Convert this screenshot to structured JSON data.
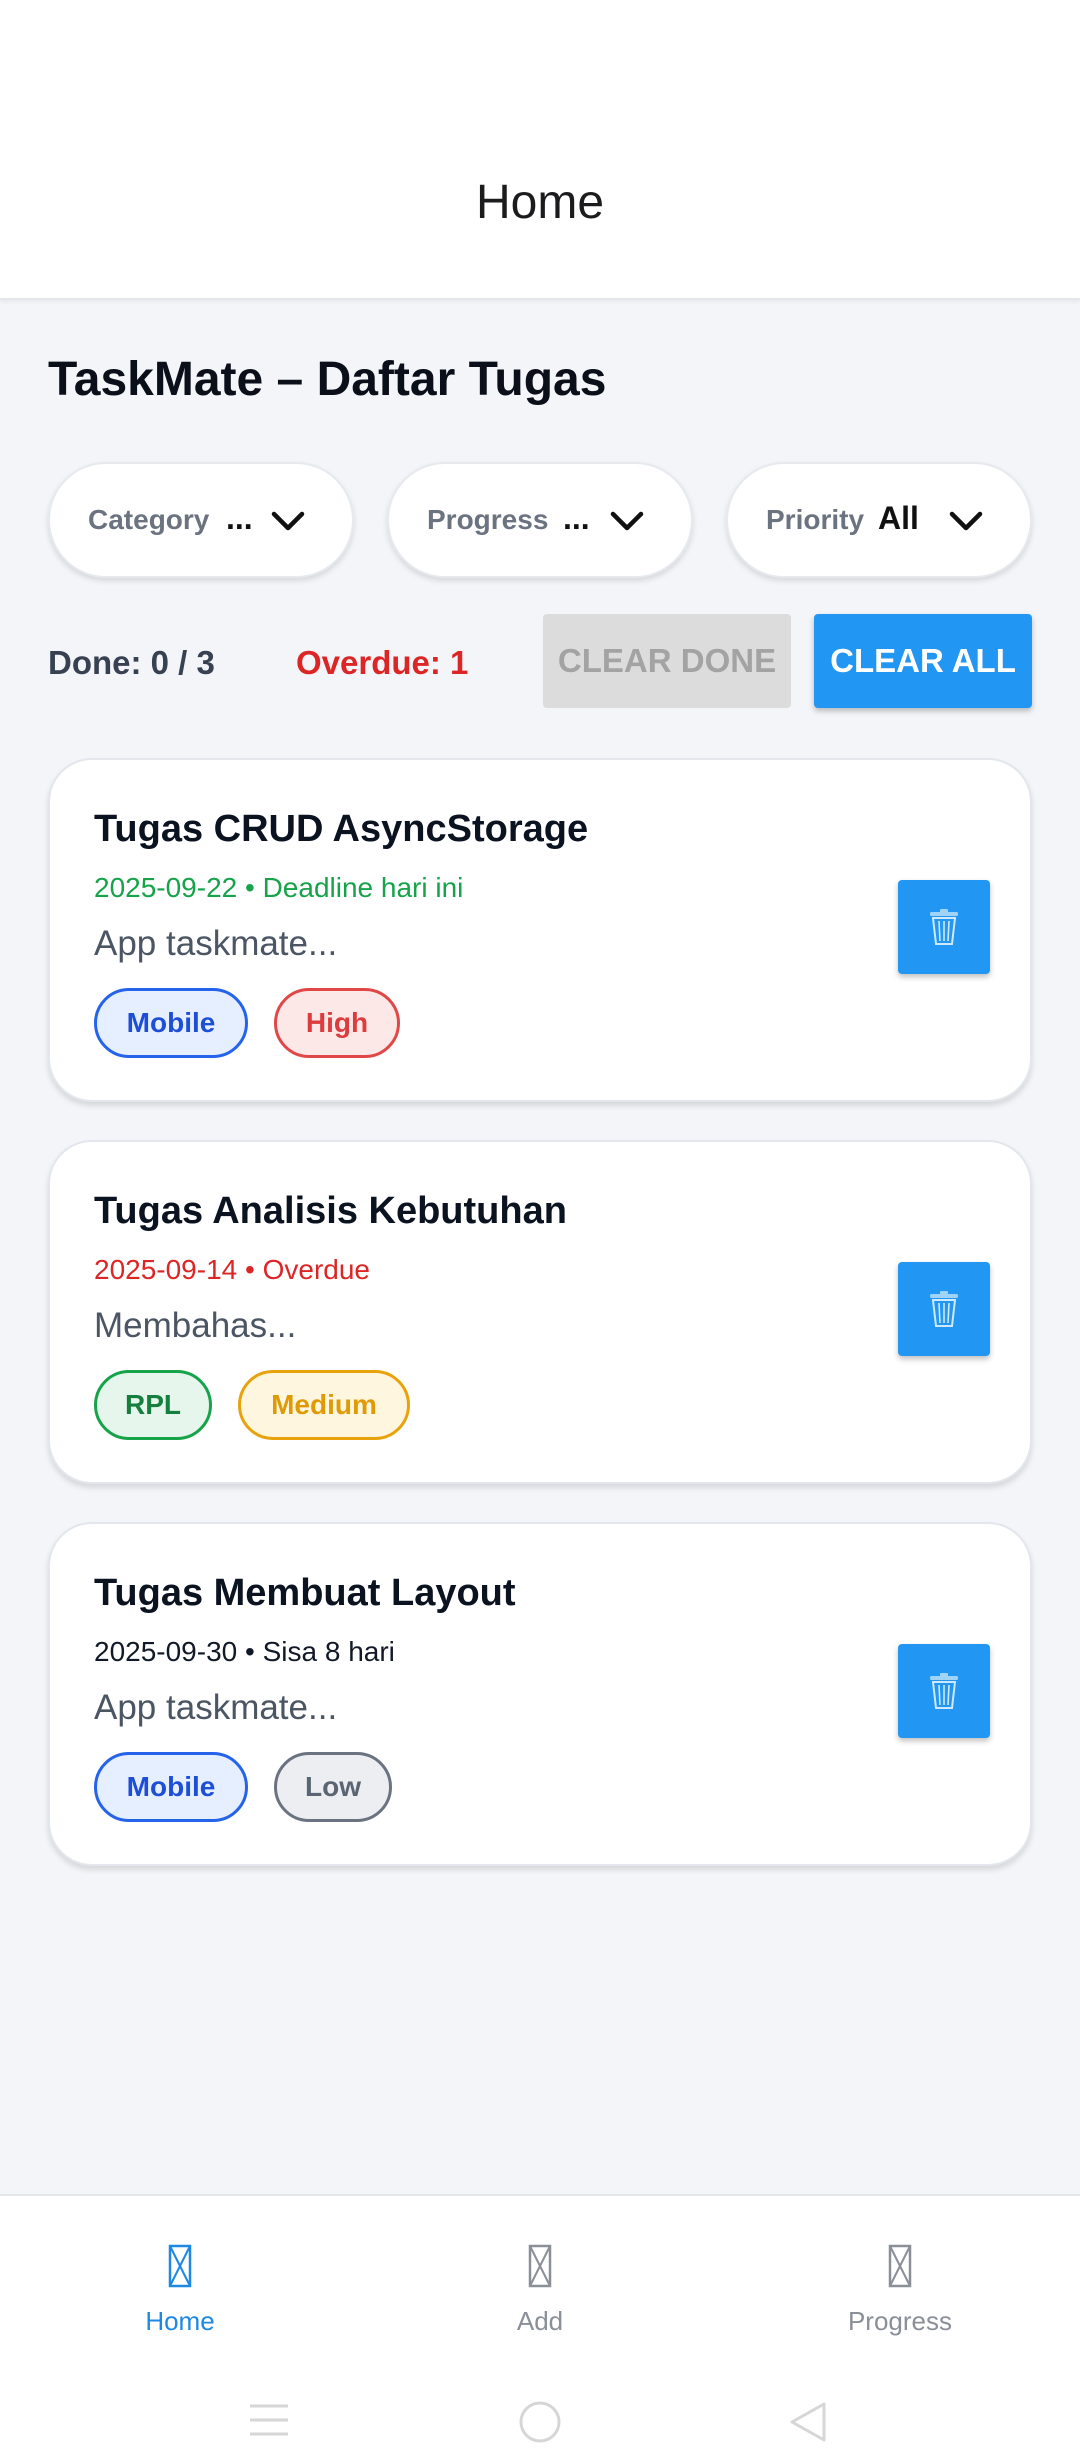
{
  "appbar": {
    "title": "Home"
  },
  "page": {
    "title": "TaskMate – Daftar Tugas"
  },
  "filters": [
    {
      "label": "Category",
      "value": "..."
    },
    {
      "label": "Progress",
      "value": "..."
    },
    {
      "label": "Priority",
      "value": "All"
    }
  ],
  "stats": {
    "done": "Done: 0 / 3",
    "overdue": "Overdue: 1",
    "clear_done": "CLEAR DONE",
    "clear_all": "CLEAR ALL"
  },
  "tasks": [
    {
      "title": "Tugas CRUD AsyncStorage",
      "date_line": "2025-09-22 • Deadline hari ini",
      "date_color": "#16a34a",
      "desc": "App taskmate...",
      "category": "Mobile",
      "priority": "High"
    },
    {
      "title": "Tugas Analisis Kebutuhan",
      "date_line": "2025-09-14 • Overdue",
      "date_color": "#dc2626",
      "desc": "Membahas...",
      "category": "RPL",
      "priority": "Medium"
    },
    {
      "title": "Tugas Membuat Layout",
      "date_line": "2025-09-30 • Sisa 8 hari",
      "date_color": "#111827",
      "desc": "App taskmate...",
      "category": "Mobile",
      "priority": "Low"
    }
  ],
  "nav": [
    {
      "label": "Home",
      "icon": "home-icon",
      "active": true
    },
    {
      "label": "Add",
      "icon": "add-icon",
      "active": false
    },
    {
      "label": "Progress",
      "icon": "progress-icon",
      "active": false
    }
  ],
  "colors": {
    "accent": "#2196f3",
    "nav_active": "#1e88e5",
    "nav_inactive": "#8a8f98",
    "overdue": "#dc2626"
  }
}
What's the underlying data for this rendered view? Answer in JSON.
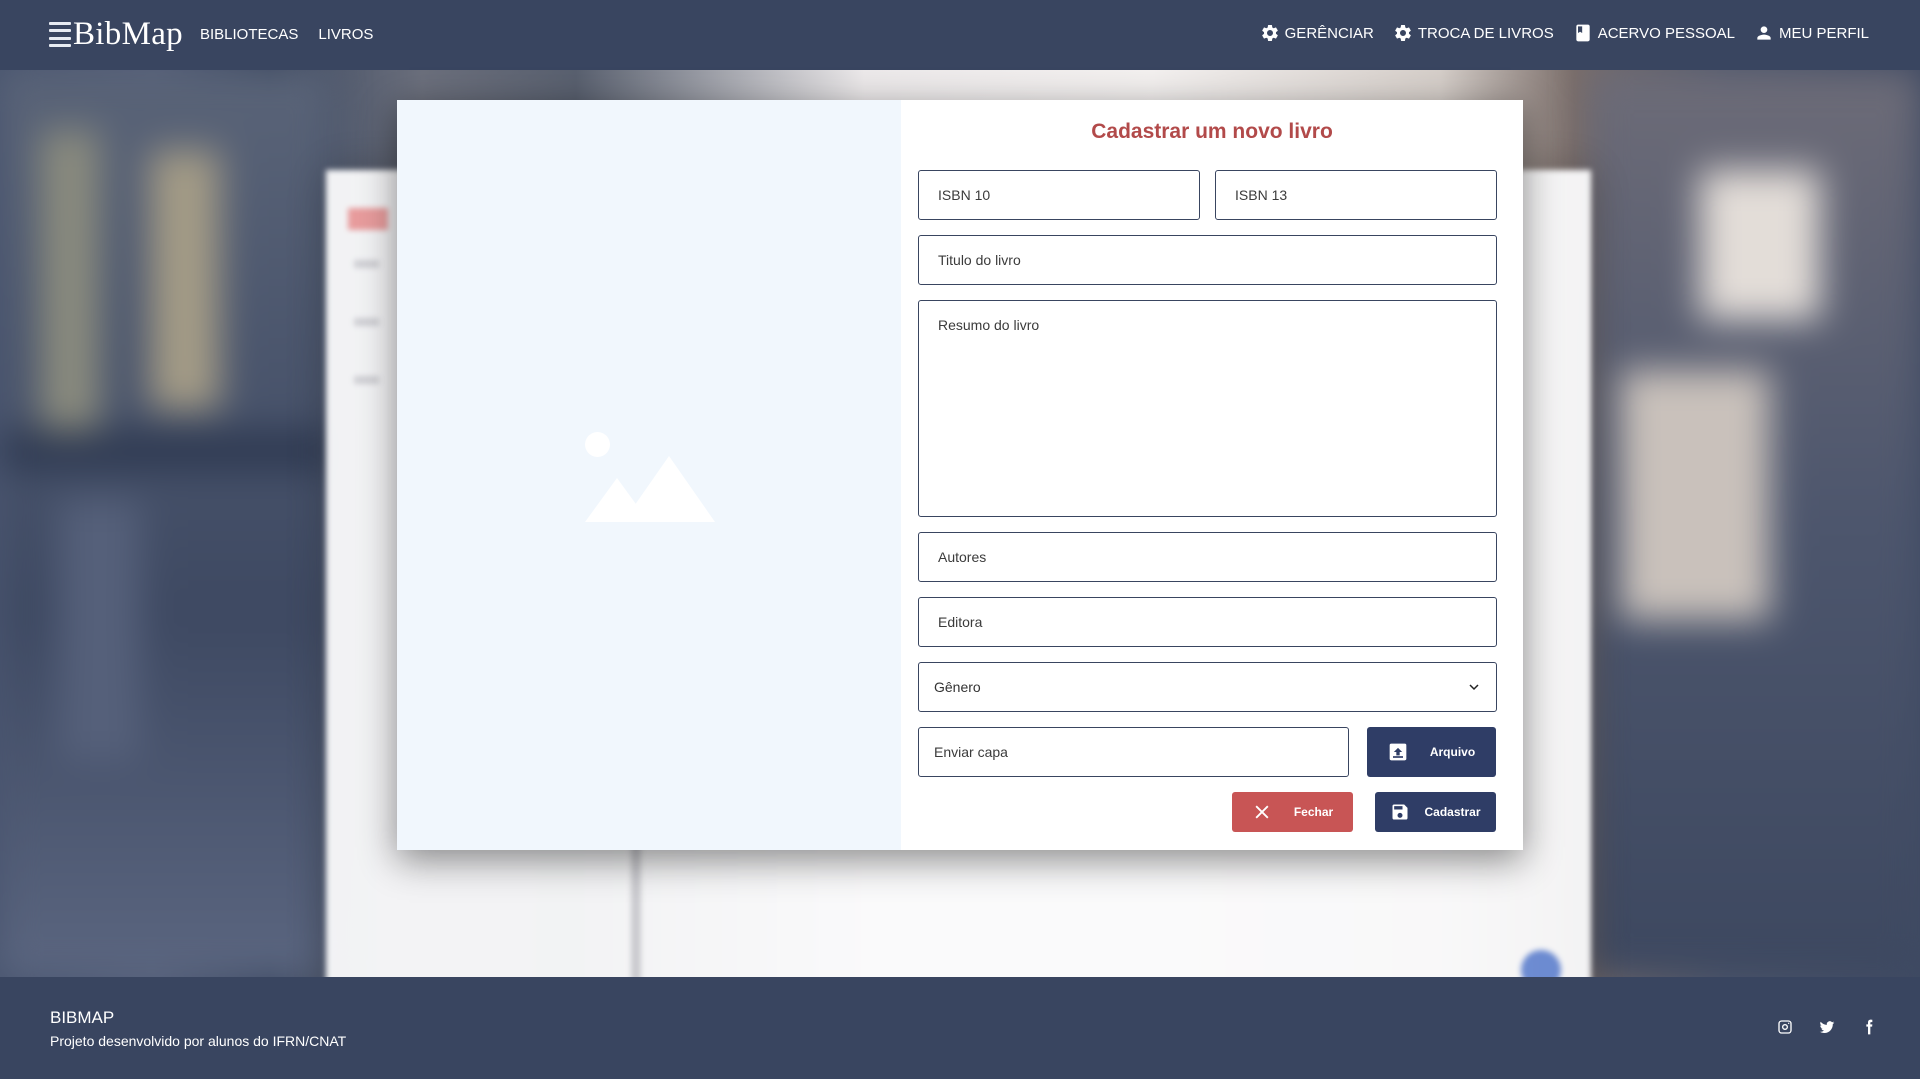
{
  "header": {
    "logo_text": "BibMap",
    "nav_left": [
      "BIBLIOTECAS",
      "LIVROS"
    ],
    "nav_right": [
      {
        "label": "GERÊNCIAR",
        "icon": "gear-icon"
      },
      {
        "label": "TROCA DE LIVROS",
        "icon": "gear-icon"
      },
      {
        "label": "ACERVO PESSOAL",
        "icon": "book-icon"
      },
      {
        "label": "MEU PERFIL",
        "icon": "person-icon"
      }
    ]
  },
  "modal": {
    "title": "Cadastrar um novo livro",
    "image_placeholder_icon": "image-placeholder-icon",
    "isbn10_placeholder": "ISBN 10",
    "isbn13_placeholder": "ISBN 13",
    "title_placeholder": "Titulo do livro",
    "summary_placeholder": "Resumo do livro",
    "authors_placeholder": "Autores",
    "publisher_placeholder": "Editora",
    "genre_selected": "Gênero",
    "cover_placeholder": "Enviar capa",
    "file_button": "Arquivo",
    "close_button": "Fechar",
    "submit_button": "Cadastrar"
  },
  "footer": {
    "title": "BIBMAP",
    "subtitle": "Projeto desenvolvido por alunos do IFRN/CNAT",
    "social_icons": [
      "instagram-icon",
      "twitter-icon",
      "facebook-icon"
    ]
  },
  "colors": {
    "header_bg": "#394560",
    "title_red": "#b24a4a",
    "primary_navy": "#2f3d66",
    "danger_red": "#c85555",
    "image_panel_bg": "#f1f7fd"
  }
}
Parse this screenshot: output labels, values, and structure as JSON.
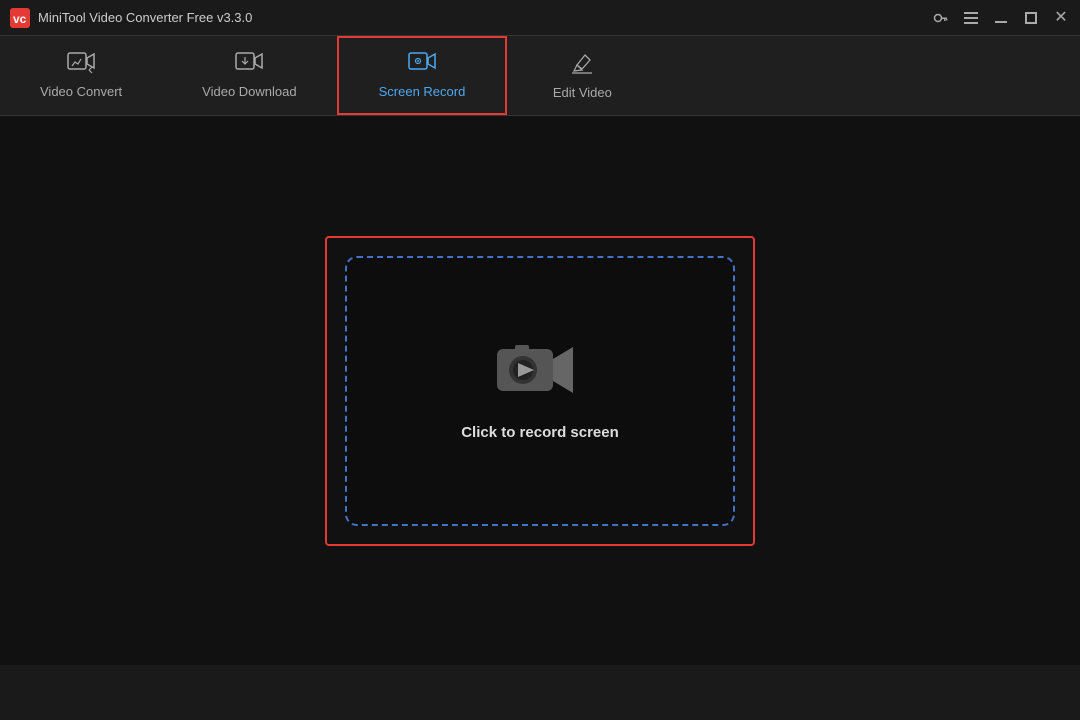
{
  "app": {
    "title": "MiniTool Video Converter Free v3.3.0",
    "logo_color": "#e53935"
  },
  "titlebar": {
    "key_icon": "🔑",
    "minimize_label": "minimize",
    "maximize_label": "maximize",
    "close_label": "close"
  },
  "nav": {
    "tabs": [
      {
        "id": "video-convert",
        "label": "Video Convert",
        "active": false
      },
      {
        "id": "video-download",
        "label": "Video Download",
        "active": false
      },
      {
        "id": "screen-record",
        "label": "Screen Record",
        "active": true
      },
      {
        "id": "edit-video",
        "label": "Edit Video",
        "active": false
      }
    ]
  },
  "main": {
    "record_prompt": "Click to record screen"
  }
}
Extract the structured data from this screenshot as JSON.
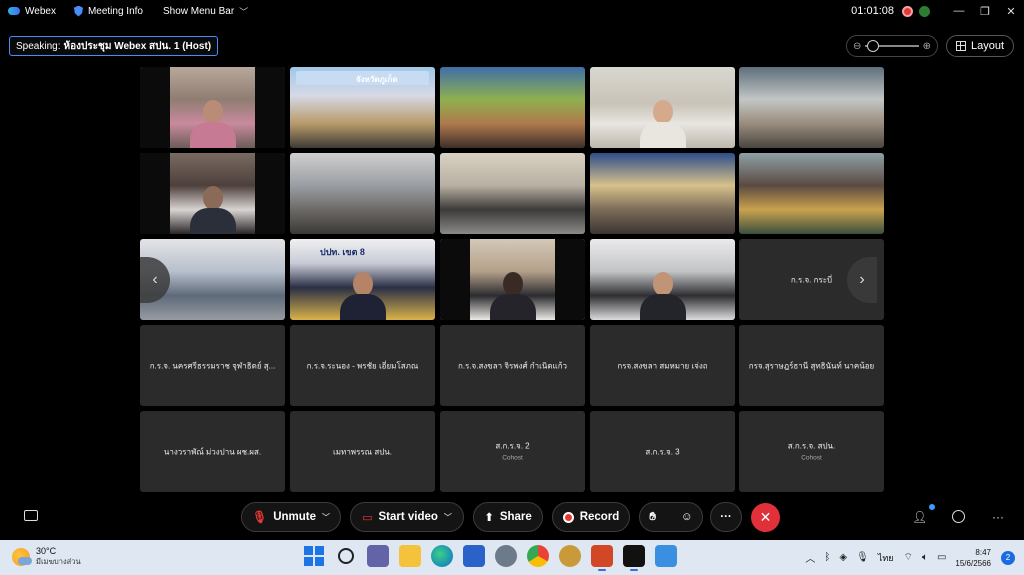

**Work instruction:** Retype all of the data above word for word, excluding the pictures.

**Output for this task:**
Convert this screenshot to structured JSON data.
{
  "appbar": {
    "title": "Home"
  },
  "page": {
    "title": "TaskMate – Daftar Tugas"
  },
  "filters": [
    {
      "label": "Category",
      "value": "..."
    },
    {
      "label": "Progress",
      "value": "..."
    },
    {
      "label": "Priority",
      "value": "All"
    }
  ],
  "stats": {
    "done": "Done: 0 / 3",
    "overdue": "Overdue: 1",
    "clear_done": "CLEAR DONE",
    "clear_all": "CLEAR ALL"
  },
  "tasks": [
    {
      "title": "Tugas CRUD AsyncStorage",
      "date_line": "2025-09-22 • Deadline hari ini",
      "date_color": "#16a34a",
      "desc": "App taskmate...",
      "category": "Mobile",
      "priority": "High"
    },
    {
      "title": "Tugas Analisis Kebutuhan",
      "date_line": "2025-09-14 • Overdue",
      "date_color": "#dc2626",
      "desc": "Membahas...",
      "category": "RPL",
      "priority": "Medium"
    },
    {
      "title": "Tugas Membuat Layout",
      "date_line": "2025-09-30 • Sisa 8 hari",
      "date_color": "#111827",
      "desc": "App taskmate...",
      "category": "Mobile",
      "priority": "Low"
    }
  ],
  "nav": [
    {
      "label": "Home",
      "icon": "home-icon",
      "active": true
    },
    {
      "label": "Add",
      "icon": "add-icon",
      "active": false
    },
    {
      "label": "Progress",
      "icon": "progress-icon",
      "active": false
    }
  ],
  "colors": {
    "accent": "#2196f3",
    "nav_active": "#1e88e5",
    "nav_inactive": "#8a8f98",
    "overdue": "#dc2626"
  }
}
What's the underlying data for this rendered view? Answer in JSON.
{
  "header": {
    "logo_text": "BibMap",
    "nav_left": [
      "BIBLIOTECAS",
      "LIVROS"
    ],
    "nav_right": [
      {
        "label": "GERÊNCIAR",
        "icon": "gear-icon"
      },
      {
        "label": "TROCA DE LIVROS",
        "icon": "gear-icon"
      },
      {
        "label": "ACERVO PESSOAL",
        "icon": "book-icon"
      },
      {
        "label": "MEU PERFIL",
        "icon": "person-icon"
      }
    ]
  },
  "modal": {
    "title": "Cadastrar um novo livro",
    "image_placeholder_icon": "image-placeholder-icon",
    "isbn10_placeholder": "ISBN 10",
    "isbn13_placeholder": "ISBN 13",
    "title_placeholder": "Titulo do livro",
    "summary_placeholder": "Resumo do livro",
    "authors_placeholder": "Autores",
    "publisher_placeholder": "Editora",
    "genre_selected": "Gênero",
    "cover_placeholder": "Enviar capa",
    "file_button": "Arquivo",
    "close_button": "Fechar",
    "submit_button": "Cadastrar"
  },
  "footer": {
    "title": "BIBMAP",
    "subtitle": "Projeto desenvolvido por alunos do IFRN/CNAT",
    "social_icons": [
      "instagram-icon",
      "twitter-icon",
      "facebook-icon"
    ]
  },
  "colors": {
    "header_bg": "#394560",
    "title_red": "#b24a4a",
    "primary_navy": "#2f3d66",
    "danger_red": "#c85555",
    "image_panel_bg": "#f1f7fd"
  }
}
Parse this screenshot: output labels, values, and structure as JSON.
{
  "app": {
    "title": "MiniTool Video Converter Free v3.3.0",
    "logo_color": "#e53935"
  },
  "titlebar": {
    "key_icon": "🔑",
    "minimize_label": "minimize",
    "maximize_label": "maximize",
    "close_label": "close"
  },
  "nav": {
    "tabs": [
      {
        "id": "video-convert",
        "label": "Video Convert",
        "active": false
      },
      {
        "id": "video-download",
        "label": "Video Download",
        "active": false
      },
      {
        "id": "screen-record",
        "label": "Screen Record",
        "active": true
      },
      {
        "id": "edit-video",
        "label": "Edit Video",
        "active": false
      }
    ]
  },
  "main": {
    "record_prompt": "Click to record screen"
  }
}
Extract the structured data from this screenshot as JSON.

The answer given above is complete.